- **WORK INSTRUCTION**: Every entry needs to be printed exactly, please.

- **RECORDS TO USE**:

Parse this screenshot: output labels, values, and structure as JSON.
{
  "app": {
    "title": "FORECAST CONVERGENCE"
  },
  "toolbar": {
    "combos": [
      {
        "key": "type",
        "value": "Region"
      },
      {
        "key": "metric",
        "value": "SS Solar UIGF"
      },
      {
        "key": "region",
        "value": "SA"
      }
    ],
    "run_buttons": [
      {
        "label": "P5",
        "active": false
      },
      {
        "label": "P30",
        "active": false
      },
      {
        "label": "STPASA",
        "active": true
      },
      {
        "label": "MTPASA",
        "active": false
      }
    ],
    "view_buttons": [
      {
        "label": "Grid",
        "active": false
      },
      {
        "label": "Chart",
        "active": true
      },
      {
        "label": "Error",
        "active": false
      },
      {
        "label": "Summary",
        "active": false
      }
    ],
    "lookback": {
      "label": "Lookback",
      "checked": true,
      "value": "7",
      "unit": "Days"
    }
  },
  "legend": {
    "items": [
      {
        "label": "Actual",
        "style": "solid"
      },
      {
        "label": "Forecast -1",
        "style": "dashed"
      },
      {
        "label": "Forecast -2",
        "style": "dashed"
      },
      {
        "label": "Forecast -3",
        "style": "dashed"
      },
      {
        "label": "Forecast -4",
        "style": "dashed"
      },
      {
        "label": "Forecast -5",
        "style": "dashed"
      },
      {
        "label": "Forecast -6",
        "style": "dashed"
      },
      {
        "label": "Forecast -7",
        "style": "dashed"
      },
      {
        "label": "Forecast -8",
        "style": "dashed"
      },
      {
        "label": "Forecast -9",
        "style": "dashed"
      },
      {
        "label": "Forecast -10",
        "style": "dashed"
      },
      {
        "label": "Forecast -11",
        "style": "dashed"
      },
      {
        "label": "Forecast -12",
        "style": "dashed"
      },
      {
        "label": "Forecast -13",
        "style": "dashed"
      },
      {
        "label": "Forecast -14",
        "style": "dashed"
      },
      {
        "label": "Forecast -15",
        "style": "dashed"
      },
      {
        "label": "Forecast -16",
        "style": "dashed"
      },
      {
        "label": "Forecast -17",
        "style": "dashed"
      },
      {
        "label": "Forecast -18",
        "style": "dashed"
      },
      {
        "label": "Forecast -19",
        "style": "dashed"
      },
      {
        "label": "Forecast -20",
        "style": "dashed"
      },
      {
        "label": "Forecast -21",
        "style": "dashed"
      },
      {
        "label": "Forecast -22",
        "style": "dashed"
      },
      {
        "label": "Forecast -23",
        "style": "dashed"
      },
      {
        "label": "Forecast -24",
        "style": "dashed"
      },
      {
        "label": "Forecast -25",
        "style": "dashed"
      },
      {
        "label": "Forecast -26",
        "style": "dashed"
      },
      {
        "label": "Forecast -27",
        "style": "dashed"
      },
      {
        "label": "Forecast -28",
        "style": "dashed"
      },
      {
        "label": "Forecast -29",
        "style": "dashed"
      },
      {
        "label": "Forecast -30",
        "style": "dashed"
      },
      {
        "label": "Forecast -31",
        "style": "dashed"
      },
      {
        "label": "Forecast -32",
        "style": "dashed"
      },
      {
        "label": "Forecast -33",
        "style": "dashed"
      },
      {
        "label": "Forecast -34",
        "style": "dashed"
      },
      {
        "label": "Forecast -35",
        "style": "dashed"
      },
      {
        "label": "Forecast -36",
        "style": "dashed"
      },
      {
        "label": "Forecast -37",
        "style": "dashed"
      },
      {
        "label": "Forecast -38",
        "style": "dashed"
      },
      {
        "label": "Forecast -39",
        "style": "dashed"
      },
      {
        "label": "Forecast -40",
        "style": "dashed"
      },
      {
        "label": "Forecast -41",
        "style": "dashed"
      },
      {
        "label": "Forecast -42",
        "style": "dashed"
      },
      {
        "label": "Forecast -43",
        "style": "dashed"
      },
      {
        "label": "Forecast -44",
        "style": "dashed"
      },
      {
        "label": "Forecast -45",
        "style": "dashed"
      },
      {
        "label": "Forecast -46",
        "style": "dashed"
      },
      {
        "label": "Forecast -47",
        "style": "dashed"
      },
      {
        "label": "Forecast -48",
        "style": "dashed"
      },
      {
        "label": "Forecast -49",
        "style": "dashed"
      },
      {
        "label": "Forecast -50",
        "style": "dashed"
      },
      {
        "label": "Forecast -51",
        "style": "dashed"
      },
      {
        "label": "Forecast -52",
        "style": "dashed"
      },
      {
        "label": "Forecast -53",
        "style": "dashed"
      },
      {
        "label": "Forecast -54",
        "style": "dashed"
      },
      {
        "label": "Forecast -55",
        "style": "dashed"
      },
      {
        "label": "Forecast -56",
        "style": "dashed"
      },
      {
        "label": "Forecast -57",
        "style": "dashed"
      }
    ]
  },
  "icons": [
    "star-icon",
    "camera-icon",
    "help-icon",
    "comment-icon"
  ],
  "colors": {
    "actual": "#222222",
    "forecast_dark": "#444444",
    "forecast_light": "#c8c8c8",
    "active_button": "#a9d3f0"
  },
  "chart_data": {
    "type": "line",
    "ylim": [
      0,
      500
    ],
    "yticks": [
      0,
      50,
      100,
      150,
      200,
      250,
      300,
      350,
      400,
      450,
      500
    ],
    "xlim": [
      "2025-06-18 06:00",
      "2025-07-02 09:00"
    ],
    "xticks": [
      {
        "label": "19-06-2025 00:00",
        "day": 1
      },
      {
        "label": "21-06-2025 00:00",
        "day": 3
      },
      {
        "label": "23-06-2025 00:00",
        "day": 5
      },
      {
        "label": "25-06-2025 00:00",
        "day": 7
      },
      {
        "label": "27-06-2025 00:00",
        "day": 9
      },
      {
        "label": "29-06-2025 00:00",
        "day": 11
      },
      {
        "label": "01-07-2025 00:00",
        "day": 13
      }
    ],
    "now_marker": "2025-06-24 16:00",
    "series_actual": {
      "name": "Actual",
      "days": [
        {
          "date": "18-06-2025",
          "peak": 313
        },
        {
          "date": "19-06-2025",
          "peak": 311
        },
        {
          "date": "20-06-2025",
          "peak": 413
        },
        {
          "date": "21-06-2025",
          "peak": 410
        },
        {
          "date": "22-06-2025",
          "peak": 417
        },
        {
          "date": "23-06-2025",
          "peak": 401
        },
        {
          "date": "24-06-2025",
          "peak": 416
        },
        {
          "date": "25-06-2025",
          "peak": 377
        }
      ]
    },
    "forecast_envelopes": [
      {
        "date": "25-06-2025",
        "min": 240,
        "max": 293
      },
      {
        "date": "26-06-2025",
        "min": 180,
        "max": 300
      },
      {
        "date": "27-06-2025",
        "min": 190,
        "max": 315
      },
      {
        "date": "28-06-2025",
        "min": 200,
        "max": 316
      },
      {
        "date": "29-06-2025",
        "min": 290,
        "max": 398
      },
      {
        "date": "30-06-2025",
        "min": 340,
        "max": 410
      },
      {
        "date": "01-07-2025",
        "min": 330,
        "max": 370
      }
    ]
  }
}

- **ANSWER FOR THE TASK**:
Parse this screenshot: output labels, values, and structure as JSON.
{
  "app": {
    "title": "FORECAST CONVERGENCE"
  },
  "toolbar": {
    "combos": [
      {
        "key": "type",
        "value": "Region"
      },
      {
        "key": "metric",
        "value": "SS Solar UIGF"
      },
      {
        "key": "region",
        "value": "SA"
      }
    ],
    "run_buttons": [
      {
        "label": "P5",
        "active": false
      },
      {
        "label": "P30",
        "active": false
      },
      {
        "label": "STPASA",
        "active": true
      },
      {
        "label": "MTPASA",
        "active": false
      }
    ],
    "view_buttons": [
      {
        "label": "Grid",
        "active": false
      },
      {
        "label": "Chart",
        "active": true
      },
      {
        "label": "Error",
        "active": false
      },
      {
        "label": "Summary",
        "active": false
      }
    ],
    "lookback": {
      "label": "Lookback",
      "checked": true,
      "value": "7",
      "unit": "Days"
    }
  },
  "legend": {
    "items": [
      {
        "label": "Actual",
        "style": "solid"
      },
      {
        "label": "Forecast -1",
        "style": "dashed"
      },
      {
        "label": "Forecast -2",
        "style": "dashed"
      },
      {
        "label": "Forecast -3",
        "style": "dashed"
      },
      {
        "label": "Forecast -4",
        "style": "dashed"
      },
      {
        "label": "Forecast -5",
        "style": "dashed"
      },
      {
        "label": "Forecast -6",
        "style": "dashed"
      },
      {
        "label": "Forecast -7",
        "style": "dashed"
      },
      {
        "label": "Forecast -8",
        "style": "dashed"
      },
      {
        "label": "Forecast -9",
        "style": "dashed"
      },
      {
        "label": "Forecast -10",
        "style": "dashed"
      },
      {
        "label": "Forecast -11",
        "style": "dashed"
      },
      {
        "label": "Forecast -12",
        "style": "dashed"
      },
      {
        "label": "Forecast -13",
        "style": "dashed"
      },
      {
        "label": "Forecast -14",
        "style": "dashed"
      },
      {
        "label": "Forecast -15",
        "style": "dashed"
      },
      {
        "label": "Forecast -16",
        "style": "dashed"
      },
      {
        "label": "Forecast -17",
        "style": "dashed"
      },
      {
        "label": "Forecast -18",
        "style": "dashed"
      },
      {
        "label": "Forecast -19",
        "style": "dashed"
      },
      {
        "label": "Forecast -20",
        "style": "dashed"
      },
      {
        "label": "Forecast -21",
        "style": "dashed"
      },
      {
        "label": "Forecast -22",
        "style": "dashed"
      },
      {
        "label": "Forecast -23",
        "style": "dashed"
      },
      {
        "label": "Forecast -24",
        "style": "dashed"
      },
      {
        "label": "Forecast -25",
        "style": "dashed"
      },
      {
        "label": "Forecast -26",
        "style": "dashed"
      },
      {
        "label": "Forecast -27",
        "style": "dashed"
      },
      {
        "label": "Forecast -28",
        "style": "dashed"
      },
      {
        "label": "Forecast -29",
        "style": "dashed"
      },
      {
        "label": "Forecast -30",
        "style": "dashed"
      },
      {
        "label": "Forecast -31",
        "style": "dashed"
      },
      {
        "label": "Forecast -32",
        "style": "dashed"
      },
      {
        "label": "Forecast -33",
        "style": "dashed"
      },
      {
        "label": "Forecast -34",
        "style": "dashed"
      },
      {
        "label": "Forecast -35",
        "style": "dashed"
      },
      {
        "label": "Forecast -36",
        "style": "dashed"
      },
      {
        "label": "Forecast -37",
        "style": "dashed"
      },
      {
        "label": "Forecast -38",
        "style": "dashed"
      },
      {
        "label": "Forecast -39",
        "style": "dashed"
      },
      {
        "label": "Forecast -40",
        "style": "dashed"
      },
      {
        "label": "Forecast -41",
        "style": "dashed"
      },
      {
        "label": "Forecast -42",
        "style": "dashed"
      },
      {
        "label": "Forecast -43",
        "style": "dashed"
      },
      {
        "label": "Forecast -44",
        "style": "dashed"
      },
      {
        "label": "Forecast -45",
        "style": "dashed"
      },
      {
        "label": "Forecast -46",
        "style": "dashed"
      },
      {
        "label": "Forecast -47",
        "style": "dashed"
      },
      {
        "label": "Forecast -48",
        "style": "dashed"
      },
      {
        "label": "Forecast -49",
        "style": "dashed"
      },
      {
        "label": "Forecast -50",
        "style": "dashed"
      },
      {
        "label": "Forecast -51",
        "style": "dashed"
      },
      {
        "label": "Forecast -52",
        "style": "dashed"
      },
      {
        "label": "Forecast -53",
        "style": "dashed"
      },
      {
        "label": "Forecast -54",
        "style": "dashed"
      },
      {
        "label": "Forecast -55",
        "style": "dashed"
      },
      {
        "label": "Forecast -56",
        "style": "dashed"
      },
      {
        "label": "Forecast -57",
        "style": "dashed"
      }
    ]
  },
  "icons": [
    "star-icon",
    "camera-icon",
    "help-icon",
    "comment-icon"
  ],
  "colors": {
    "actual": "#222222",
    "forecast_dark": "#444444",
    "forecast_light": "#c8c8c8",
    "active_button": "#a9d3f0"
  },
  "chart_data": {
    "type": "line",
    "ylim": [
      0,
      500
    ],
    "yticks": [
      0,
      50,
      100,
      150,
      200,
      250,
      300,
      350,
      400,
      450,
      500
    ],
    "xlim": [
      "2025-06-18 06:00",
      "2025-07-02 09:00"
    ],
    "xticks": [
      {
        "label": "19-06-2025 00:00",
        "day": 1
      },
      {
        "label": "21-06-2025 00:00",
        "day": 3
      },
      {
        "label": "23-06-2025 00:00",
        "day": 5
      },
      {
        "label": "25-06-2025 00:00",
        "day": 7
      },
      {
        "label": "27-06-2025 00:00",
        "day": 9
      },
      {
        "label": "29-06-2025 00:00",
        "day": 11
      },
      {
        "label": "01-07-2025 00:00",
        "day": 13
      }
    ],
    "now_marker": "2025-06-24 16:00",
    "series_actual": {
      "name": "Actual",
      "days": [
        {
          "date": "18-06-2025",
          "peak": 313
        },
        {
          "date": "19-06-2025",
          "peak": 311
        },
        {
          "date": "20-06-2025",
          "peak": 413
        },
        {
          "date": "21-06-2025",
          "peak": 410
        },
        {
          "date": "22-06-2025",
          "peak": 417
        },
        {
          "date": "23-06-2025",
          "peak": 401
        },
        {
          "date": "24-06-2025",
          "peak": 416
        },
        {
          "date": "25-06-2025",
          "peak": 377
        }
      ]
    },
    "forecast_envelopes": [
      {
        "date": "25-06-2025",
        "min": 240,
        "max": 293
      },
      {
        "date": "26-06-2025",
        "min": 180,
        "max": 300
      },
      {
        "date": "27-06-2025",
        "min": 190,
        "max": 315
      },
      {
        "date": "28-06-2025",
        "min": 200,
        "max": 316
      },
      {
        "date": "29-06-2025",
        "min": 290,
        "max": 398
      },
      {
        "date": "30-06-2025",
        "min": 340,
        "max": 410
      },
      {
        "date": "01-07-2025",
        "min": 330,
        "max": 370
      }
    ]
  }
}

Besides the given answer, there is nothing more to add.